In 1997, Rodriguez re-located to Toronto and began work on the Bodega debut Bring Yourself Up. Self-produced by Rodriguez and released independently that same year, many ears were pleasantly surprised and one could hear echoes of Neil Young, The Beatles or Robert Wyatt.

After re-mixing with Jim Rondinelli (Weezer/Wilco) and Dave Leonard (Prince) the album was re-released in late 1998 by London/Universal to rave reviews.

Bodega (as a trio) toured from coast to coast and Bring Yourself Up received a nomination for "best alternative album" at the Juno Awards (Canadian equivalent to the Grammy Awards). On the heels of this success, Rodriguez began recording demos of new material.

In 1999, his music found its way into the hands of Mercury Rev/ Flaming Lips producer Dave Fridmann. They started working together at Fridmann's Tarbox Road Studios in upstate New York, and the resulting disc Without A Plan was born. Already generating excitement with the Canadian press, the album is Rodriguez’s best work to date.
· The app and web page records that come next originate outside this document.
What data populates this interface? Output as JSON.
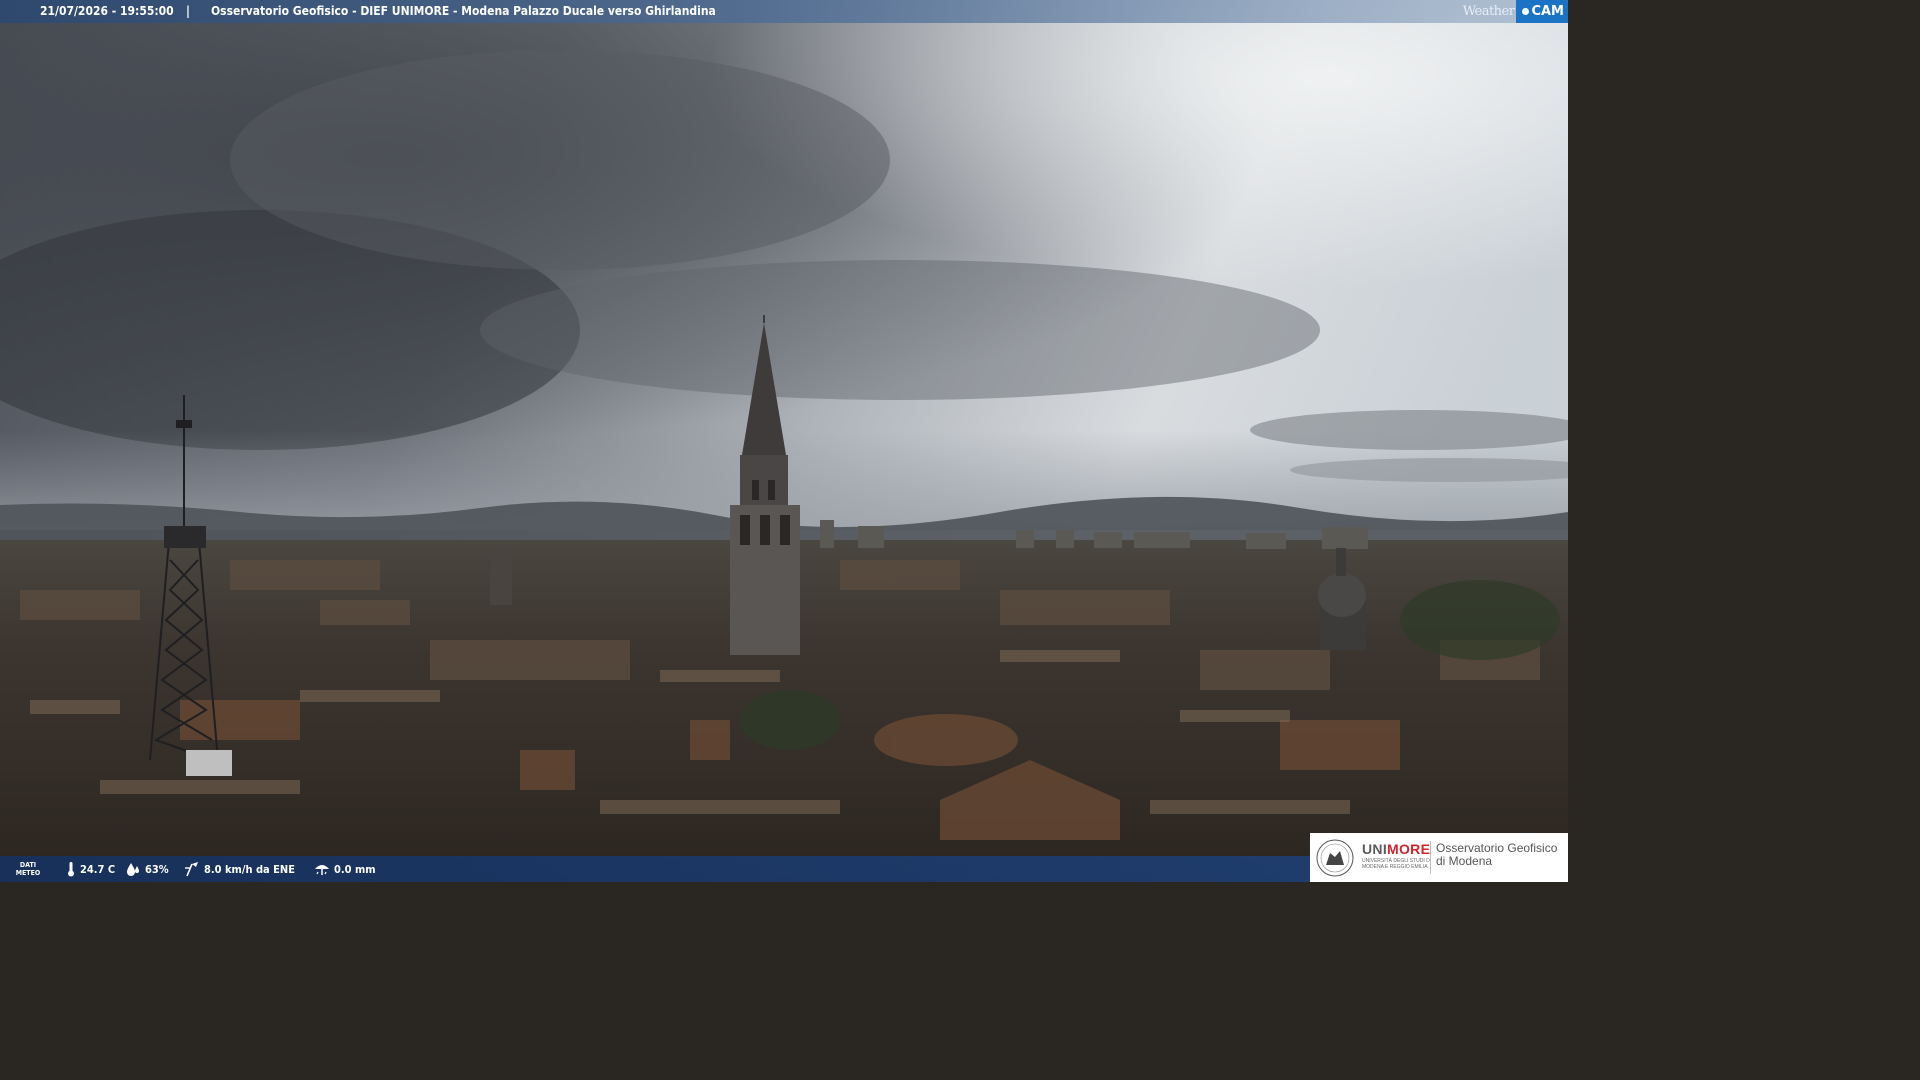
{
  "header": {
    "timestamp": "21/07/2026 - 19:55:00",
    "separator": "|",
    "title": "Osservatorio Geofisico - DIEF UNIMORE - Modena Palazzo Ducale verso Ghirlandina"
  },
  "brand": {
    "weather": "Weather",
    "cam": "CAM",
    "accent_color": "#1b73c6"
  },
  "footer": {
    "label_line1": "DATI",
    "label_line2": "METEO",
    "temperature": "24.7 C",
    "humidity": "63%",
    "wind": "8.0 km/h da ENE",
    "rain": "0.0 mm",
    "icons": [
      "thermometer-icon",
      "humidity-drop-icon",
      "wind-icon",
      "rain-icon"
    ]
  },
  "institution": {
    "name_uni": "UNI",
    "name_more": "MORE",
    "subtitle": "UNIVERSITÀ DEGLI STUDI DI MODENA E REGGIO EMILIA",
    "observatory_line1": "Osservatorio Geofisico",
    "observatory_line2": "di Modena",
    "brand_color": "#d0242b"
  }
}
Brought to you by the fine folks at Brobdingnagian Records, Without A Plan is already thrilling listeners with its carefully crafted songs and fleshed-out production.

"Fridmann, a well known dreamscape spinner, proves the perfect foil for Rodriguez, who dresses his catchier pop tendencies with fleshier musical explorations that fill out ‘Without A Plan’ beautifully…melting together the epic ambition of the Rev with a desire to hang each song on a hook…"

"Space rockers make epic return…a constantly evolving pop record with no two songs that sound alike…the collaboration was a roaring success."

"Majestically fragile pop songs…a quest to scale the heights of McCartneyesque pop perfection and Neil-worthy poeticism, but on a trail filled with strange zigs and zags that ultimately make the trek more rewarding than taking the straight route".

"…a set of sounds so diverse that trying to pin down one Bodega sound becomes part of the fun. Seriously Smart."